Thyme is a genus of about 350 species of aromatic perennial herbaceous plants and sub-shrubs to 40 centimetres tall, in the family Lamiaceae and native to Europe, North Africa and Asia.
English Wild Thyme has a distinctive and more robust flavour profile than French Summer Thyme and is similar to German Winter Thyme due to its harvesting at the end of its growing season.
Traditional Culinary Uses for English Wild Thyme :-
Thyme is widely cultivated as a herb, grown for its strong flavour, which is due to its content of thymol (Huxley 1992). It retains its flavour on drying better than many other herbs.
Thyme is often used to flavour meats, soups and stews. It is used in French cuisine, where it is an important element in a bouquet garni, as well as in Herbes de Provence. It is also widely used in Caribbean cuisine. In some Middle Eastern countries, the condiment za’atar contains thyme as a vital ingredient.
Thyme is added early in cooking so that its oils have time to be released.
History of Thyme:-
The Ancient Egyptians used thyme in embalming.

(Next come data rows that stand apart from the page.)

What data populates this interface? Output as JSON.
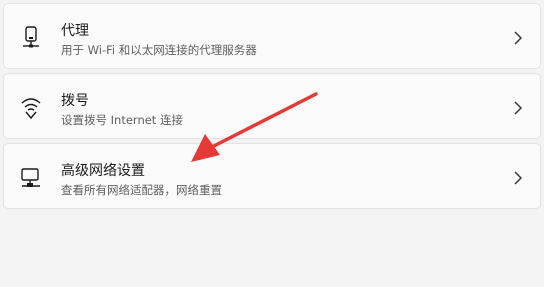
{
  "settings": {
    "rows": [
      {
        "title": "代理",
        "description": "用于 Wi-Fi 和以太网连接的代理服务器",
        "icon": "proxy-icon"
      },
      {
        "title": "拨号",
        "description": "设置拨号 Internet 连接",
        "icon": "dial-up-icon"
      },
      {
        "title": "高级网络设置",
        "description": "查看所有网络适配器，网络重置",
        "icon": "advanced-network-icon"
      }
    ]
  },
  "annotation": {
    "arrow_color": "#e53935"
  }
}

The ancient Greeks used it in their baths and burnt it as incense in their temples, believing that thyme was a source of courage.
It was thought that the spread of thyme throughout Europe was thanks to the Romans, as they used it to purify their rooms.
In the European Middle Ages, the herb was placed beneath pillows to aid sleep and ward off nightmares. (Huxley 1992). In this period, women would also often give knights and warriors gifts that included thyme leaves as it was believed to bring courage to the bearer.
Thyme was also used as incense and placed on coffins during funerals as it was supposed to assure passage into the next life.